Our Mission Statement:
We realized many of the poetry podcasts we listened to were wildly dull. Hyper self-serious, self-agrandizing, and totally exclusive to high academic circles. That’s not the way the three of us know or love poetry. It’s also not the way any of our homies and idols dig into this craft. Poets are fucking hilarious. Joyful and absurd, with stories for days. We hear them at the bar, during their banter at the reading. We wanted to hear it in a podcast. So we made one.
Aziza Barnes is blk & alive. Born in Los Angeles, Aziza currently lives in Oxford, Mississippi. Her first chapbook, me Aunt Jemima and the nailgun, was the first winner of the Exploding Pinecone Prize and published from Button Poetry. Her first full length collection i be but i ain’t, from YesYes Books is the winner of the 2015 Pamet River Prize.
José Olivarez is the co-author of the book of poems Home Court and co-host of the poetry podcast: The Poetry Gods. He is a graduate of Harvard University and the Program Director at Urban Word-NYC. A winner of a 2016 Poets House Emerging Poet Fellowship and a 2015 Bronx Recognizes Its Own award from the Bronx Council on the Arts, his work has been published in The BreakBeat Poets, Vinyl Poetry and Prose, Specter Magazine, and Union Station Magazine among other places. He is from Calumet City, IL, and he lives in the Bronx.
Jon Sands is an author know for electric readings.
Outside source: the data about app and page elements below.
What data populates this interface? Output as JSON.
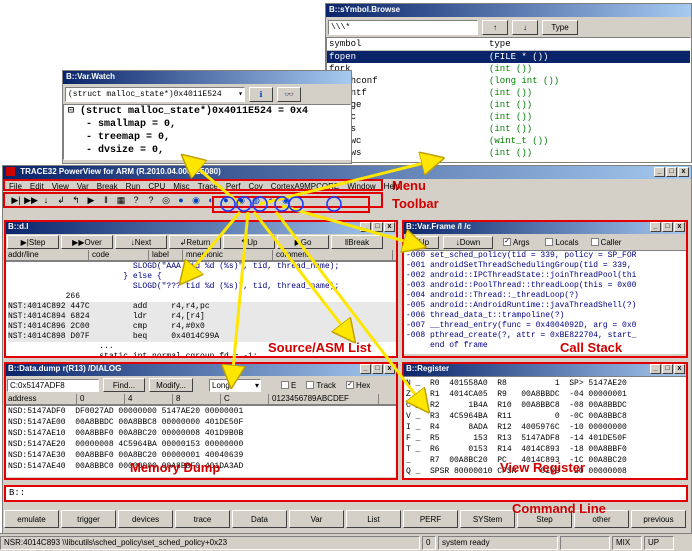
{
  "symbol_browse": {
    "title": "B::sYmbol.Browse",
    "filter": "\\\\\\*",
    "type_btn": "Type",
    "col_symbol": "symbol",
    "col_type": "type",
    "rows": [
      {
        "symbol": "fopen",
        "type": "(FILE * ())"
      },
      {
        "symbol": "fork",
        "type": "(int ())"
      },
      {
        "symbol": "fpathconf",
        "type": "(long int ())"
      },
      {
        "symbol": "fprintf",
        "type": "(int ())"
      },
      {
        "symbol": "fpurge",
        "type": "(int ())"
      },
      {
        "symbol": "fputc",
        "type": "(int ())"
      },
      {
        "symbol": "fputs",
        "type": "(int ())"
      },
      {
        "symbol": "fputwc",
        "type": "(wint_t ())"
      },
      {
        "symbol": "fputws",
        "type": "(int ())"
      }
    ]
  },
  "var_watch": {
    "title": "B::Var.Watch",
    "input": "(struct malloc_state*)0x4011E524",
    "lines": [
      "⊟ (struct malloc_state*)0x4011E524 = 0x4",
      "   - smallmap = 0,",
      "   - treemap = 0,",
      "   - dvsize = 0,"
    ]
  },
  "main": {
    "title": "TRACE32 PowerView for ARM    (R.2010.04.000025080)",
    "menu": [
      "File",
      "Edit",
      "View",
      "Var",
      "Break",
      "Run",
      "CPU",
      "Misc",
      "Trace",
      "Perf",
      "Cov",
      "CortexA9MPCORE",
      "Window",
      "Help"
    ]
  },
  "list_win": {
    "title": "B::d.l",
    "buttons": [
      "Step",
      "Over",
      "Next",
      "Return",
      "Up",
      "Go",
      "Break"
    ],
    "headers": [
      "addr/line",
      "code",
      "label",
      "mnemonic",
      "comment"
    ],
    "lines": [
      "                          SLOGD(\"AAA tid %d (%s)\", tid, thread_name);",
      "                        } else {",
      "                          SLOGD(\"??? tid %d (%s)\", tid, thread_name);",
      "            266",
      "NST:4014C892 447C         add     r4,r4,pc",
      "NST:4014C894 6824         ldr     r4,[r4]",
      "NST:4014C896 2C00         cmp     r4,#0x0",
      "NST:4014C898 D07F         beq     0x4014C99A",
      "                   ...",
      "                   static int normal_cgroup_fd = -1;"
    ]
  },
  "frame_win": {
    "title": "B::Var.Frame /l /c",
    "up_btn": "Up",
    "down_btn": "Down",
    "args_label": "Args",
    "locals_label": "Locals",
    "caller_label": "Caller",
    "lines": [
      "-000 set_sched_policy(tid = 339, policy = SP_FOR",
      "-001 androidSetThreadSchedulingGroup(tid = 339,",
      "-002 android::IPCThreadState::joinThreadPool(thi",
      "-003 android::PoolThread::threadLoop(this = 0x00",
      "-004 android::Thread::_threadLoop(?)",
      "-005 android::AndroidRuntime::javaThreadShell(?)",
      "-006 thread_data_t::trampoline(?)",
      "-007 __thread_entry(func = 0x4004092D, arg = 0x0",
      "-008 pthread_create(?, attr = 0xBE822704, start_",
      "     end of frame"
    ]
  },
  "dump_win": {
    "title": "B::Data.dump r(R13) /DIALOG",
    "address": "C:0x5147ADF8",
    "find_btn": "Find...",
    "modify_btn": "Modify...",
    "format": "Long",
    "e_label": "E",
    "track_label": "Track",
    "hex_label": "Hex",
    "headers": [
      "address",
      "0",
      "4",
      "8",
      "C",
      "0123456789ABCDEF"
    ],
    "rows": [
      "NSD:5147ADF0  DF0027AD 00000000 5147AE20 00000001",
      "NSD:5147AE00  00A8BBDC 00A8BBC8 00000000 401DE50F",
      "NSD:5147AE10  00A8BBF0 00A8BC20 00000008 401D9B0B",
      "NSD:5147AE20  00000008 4C5964BA 00000153 00000000",
      "NSD:5147AE30  00A8BBF0 00A8BC20 00000001 40040639",
      "NSD:5147AE40  00A8BBC0 00000000 00A8BBF0 401DA3AD"
    ]
  },
  "reg_win": {
    "title": "B::Register",
    "rows": [
      "N _  R0  401558A0  R8          1  SP> 5147AE20",
      "Z _  R1  4014CA05  R9   00A8BBDC  -04 00000001",
      "C _  R2      1B4A  R10  00A8BBC8  -08 00A8BBDC",
      "V _  R3  4C5964BA  R11         0  -0C 00A8BBC8",
      "I _  R4      8ADA  R12  4005976C  -10 00000000",
      "F _  R5       153  R13  5147ADF8  -14 401DE50F",
      "T _  R6      0153  R14  4014C893  -18 00A8BBF0",
      "_    R7  00A8BC20  PC   4014C893  -1C 00A8BC20",
      "Q _  SPSR 80000010 CPSR     0103  -20 00000008"
    ]
  },
  "command_line": {
    "value": "B::"
  },
  "softkeys": [
    "emulate",
    "trigger",
    "devices",
    "trace",
    "Data",
    "Var",
    "List",
    "PERF",
    "SYStem",
    "Step",
    "other",
    "previous"
  ],
  "status": {
    "location": "NSR:4014C893 \\\\libcutils\\sched_policy\\set_sched_policy+0x23",
    "zero": "0",
    "state": "system ready",
    "mix": "MIX",
    "up": "UP"
  },
  "annotations": {
    "menu": "Menu",
    "toolbar": "Toolbar",
    "source_asm": "Source/ASM List",
    "call_stack": "Call Stack",
    "memory_dump": "Memory Dump",
    "view_register": "View Register",
    "command_line": "Command Line"
  },
  "colors": {
    "annotation_red": "#d00000",
    "arrow_yellow": "#ffe600",
    "title_blue": "#0a246a",
    "highlight_blue": "#0a246a"
  }
}
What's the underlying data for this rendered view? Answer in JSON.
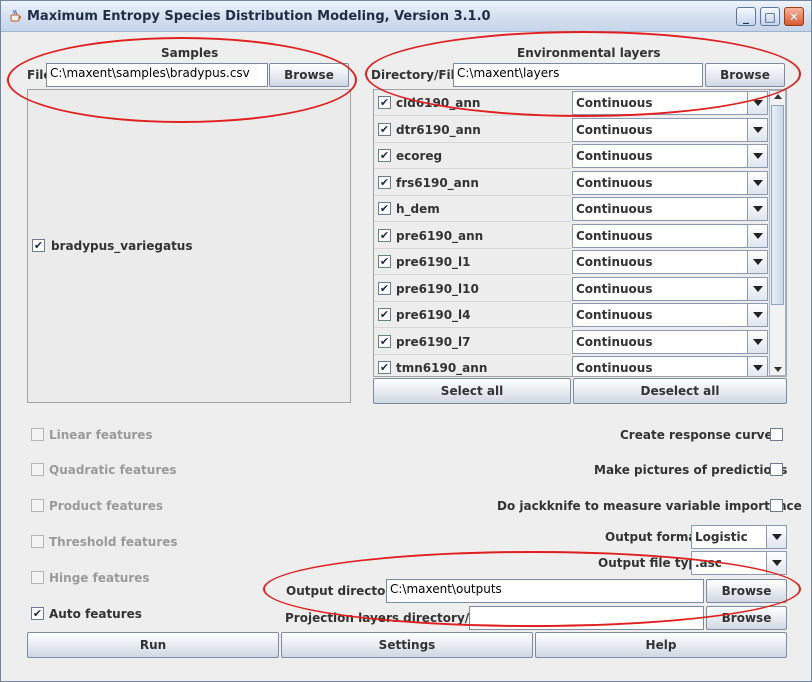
{
  "window": {
    "title": "Maximum Entropy Species Distribution Modeling, Version 3.1.0",
    "minimize": "_",
    "maximize": "□",
    "close": "✕"
  },
  "samples": {
    "heading": "Samples",
    "file_label": "File",
    "file_value": "C:\\maxent\\samples\\bradypus.csv",
    "browse": "Browse",
    "species": [
      {
        "name": "bradypus_variegatus",
        "checked": true
      }
    ]
  },
  "env": {
    "heading": "Environmental layers",
    "dir_label": "Directory/File",
    "dir_value": "C:\\maxent\\layers",
    "browse": "Browse",
    "layers": [
      {
        "name": "cld6190_ann",
        "type": "Continuous",
        "checked": true
      },
      {
        "name": "dtr6190_ann",
        "type": "Continuous",
        "checked": true
      },
      {
        "name": "ecoreg",
        "type": "Continuous",
        "checked": true
      },
      {
        "name": "frs6190_ann",
        "type": "Continuous",
        "checked": true
      },
      {
        "name": "h_dem",
        "type": "Continuous",
        "checked": true
      },
      {
        "name": "pre6190_ann",
        "type": "Continuous",
        "checked": true
      },
      {
        "name": "pre6190_l1",
        "type": "Continuous",
        "checked": true
      },
      {
        "name": "pre6190_l10",
        "type": "Continuous",
        "checked": true
      },
      {
        "name": "pre6190_l4",
        "type": "Continuous",
        "checked": true
      },
      {
        "name": "pre6190_l7",
        "type": "Continuous",
        "checked": true
      },
      {
        "name": "tmn6190_ann",
        "type": "Continuous",
        "checked": true
      }
    ],
    "select_all": "Select all",
    "deselect_all": "Deselect all"
  },
  "features": [
    {
      "label": "Linear features",
      "checked": false,
      "enabled": false
    },
    {
      "label": "Quadratic features",
      "checked": false,
      "enabled": false
    },
    {
      "label": "Product features",
      "checked": false,
      "enabled": false
    },
    {
      "label": "Threshold features",
      "checked": false,
      "enabled": false
    },
    {
      "label": "Hinge features",
      "checked": false,
      "enabled": false
    },
    {
      "label": "Auto features",
      "checked": true,
      "enabled": true
    }
  ],
  "options": {
    "response_curves": "Create response curves",
    "pictures": "Make pictures of predictions",
    "jackknife": "Do jackknife to measure variable importance",
    "output_format_label": "Output format",
    "output_format_value": "Logistic",
    "output_type_label": "Output file type",
    "output_type_value": ".asc",
    "output_dir_label": "Output directory",
    "output_dir_value": "C:\\maxent\\outputs",
    "output_browse": "Browse",
    "projection_label": "Projection layers directory/file",
    "projection_value": "",
    "projection_browse": "Browse"
  },
  "bottom": {
    "run": "Run",
    "settings": "Settings",
    "help": "Help"
  },
  "colors": {
    "annotation": "#e02020",
    "window_bg": "#eeeeee"
  }
}
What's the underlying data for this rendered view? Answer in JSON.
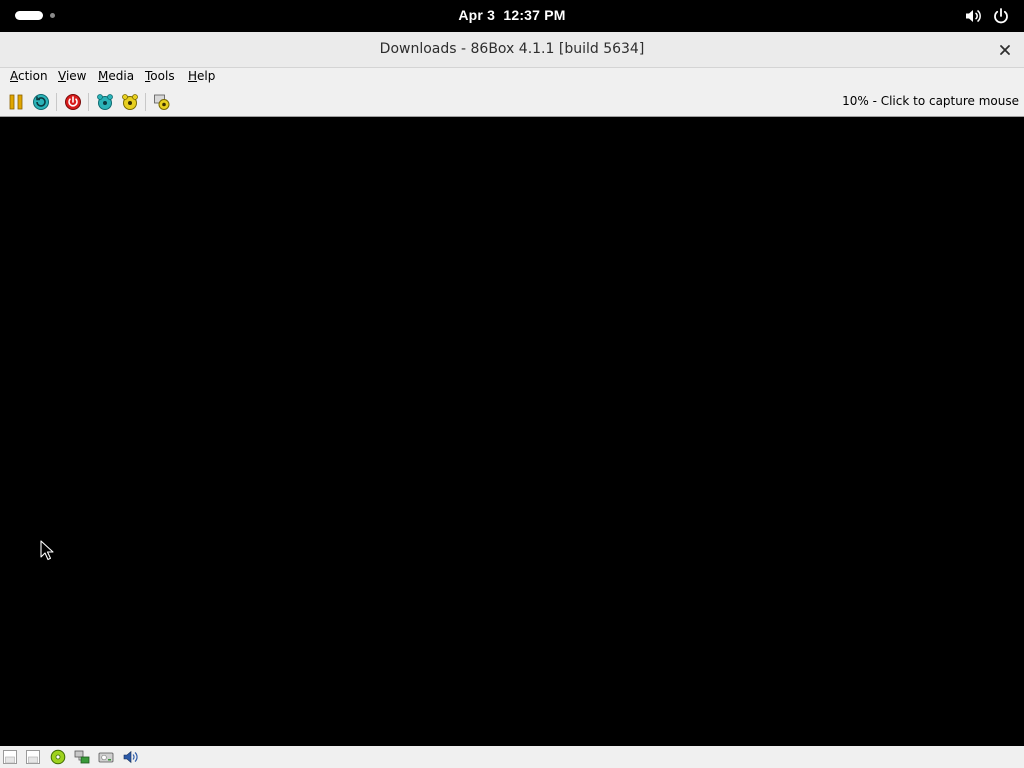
{
  "topbar": {
    "date": "Apr 3",
    "time": "12:37 PM",
    "icons": [
      "activities-indicator",
      "volume-icon",
      "power-icon"
    ]
  },
  "window": {
    "title": "Downloads - 86Box 4.1.1 [build 5634]",
    "close_icon": "close-icon"
  },
  "menubar": {
    "items": [
      {
        "label": "Action",
        "mnemonic": "A",
        "rest": "ction"
      },
      {
        "label": "View",
        "mnemonic": "V",
        "rest": "iew"
      },
      {
        "label": "Media",
        "mnemonic": "M",
        "rest": "edia"
      },
      {
        "label": "Tools",
        "mnemonic": "T",
        "rest": "ools"
      },
      {
        "label": "Help",
        "mnemonic": "H",
        "rest": "elp"
      }
    ]
  },
  "toolbar": {
    "buttons": [
      "pause-icon",
      "ctrl-alt-del-icon",
      "hard-reset-icon",
      "ctrl-alt-esc-icon",
      "settings-icon",
      "screenshot-icon"
    ],
    "status_text": "10% - Click to capture mouse"
  },
  "statusbar": {
    "icons": [
      "floppy-drive-1-icon",
      "floppy-drive-2-icon",
      "cdrom-icon",
      "network-icon",
      "hard-disk-icon",
      "sound-icon"
    ]
  },
  "colors": {
    "topbar_bg": "#000000",
    "titlebar_bg": "#ebebeb",
    "menubar_bg": "#f0f0f0",
    "screen_bg": "#000000"
  }
}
He wrote The New Clean (2011, Write Bloody Publishing), and the literary mixtape, The Perfect Mix (2016, Rattapallax Press). His work has been featured in The New York Times, as well as anthologized in The Best American Poetry 2014. He is the co-founder of Poets in Unexpected Places, a Youth Mentor with Urban Word-NYC, and he teaches creative writing for both adults and youth at Bailey House in East Harlem (an HIV/AIDS service center). He is the Program Director of the Dialogue Arts Project, and has represented New York City multiple times at the National Poetry Slam. He tours extensively, but lives in Brooklyn.